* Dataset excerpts
|---|

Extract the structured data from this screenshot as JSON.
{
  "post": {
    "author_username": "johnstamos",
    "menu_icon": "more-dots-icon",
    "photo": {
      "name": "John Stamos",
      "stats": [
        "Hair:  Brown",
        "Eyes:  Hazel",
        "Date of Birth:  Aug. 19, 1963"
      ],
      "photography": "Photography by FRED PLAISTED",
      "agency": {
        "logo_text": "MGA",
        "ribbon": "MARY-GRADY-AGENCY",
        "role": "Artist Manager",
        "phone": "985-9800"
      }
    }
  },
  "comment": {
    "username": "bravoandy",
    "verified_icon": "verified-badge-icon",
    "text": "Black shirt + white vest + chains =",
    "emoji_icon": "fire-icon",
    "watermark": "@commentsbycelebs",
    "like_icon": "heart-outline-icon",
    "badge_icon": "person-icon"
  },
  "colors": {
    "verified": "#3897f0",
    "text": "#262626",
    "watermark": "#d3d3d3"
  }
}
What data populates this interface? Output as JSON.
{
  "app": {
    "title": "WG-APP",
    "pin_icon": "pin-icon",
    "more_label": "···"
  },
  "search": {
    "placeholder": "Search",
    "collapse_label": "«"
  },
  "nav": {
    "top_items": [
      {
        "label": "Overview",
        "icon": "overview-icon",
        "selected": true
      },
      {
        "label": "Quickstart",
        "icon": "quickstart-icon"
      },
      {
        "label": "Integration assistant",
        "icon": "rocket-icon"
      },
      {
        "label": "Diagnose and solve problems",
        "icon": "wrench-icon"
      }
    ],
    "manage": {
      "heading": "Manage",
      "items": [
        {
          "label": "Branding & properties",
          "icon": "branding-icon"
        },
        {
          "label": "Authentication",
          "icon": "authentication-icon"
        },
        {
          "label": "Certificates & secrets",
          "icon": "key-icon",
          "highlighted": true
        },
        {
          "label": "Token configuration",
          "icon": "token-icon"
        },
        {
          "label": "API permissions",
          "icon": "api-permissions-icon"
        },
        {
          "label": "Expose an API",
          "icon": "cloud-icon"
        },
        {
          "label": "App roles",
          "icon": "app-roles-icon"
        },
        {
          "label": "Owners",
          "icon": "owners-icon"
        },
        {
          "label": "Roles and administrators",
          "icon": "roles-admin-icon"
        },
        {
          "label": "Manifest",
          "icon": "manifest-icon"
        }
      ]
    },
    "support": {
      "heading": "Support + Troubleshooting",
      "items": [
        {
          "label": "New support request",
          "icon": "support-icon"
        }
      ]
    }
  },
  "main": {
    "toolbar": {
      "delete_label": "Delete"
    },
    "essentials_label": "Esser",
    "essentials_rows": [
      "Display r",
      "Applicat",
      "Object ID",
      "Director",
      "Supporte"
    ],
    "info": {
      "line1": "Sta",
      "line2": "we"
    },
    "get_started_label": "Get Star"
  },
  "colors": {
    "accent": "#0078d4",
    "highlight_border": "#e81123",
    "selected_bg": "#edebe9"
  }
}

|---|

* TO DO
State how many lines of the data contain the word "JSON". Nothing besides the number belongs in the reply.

* ANSWER TO THE PROBLEM
2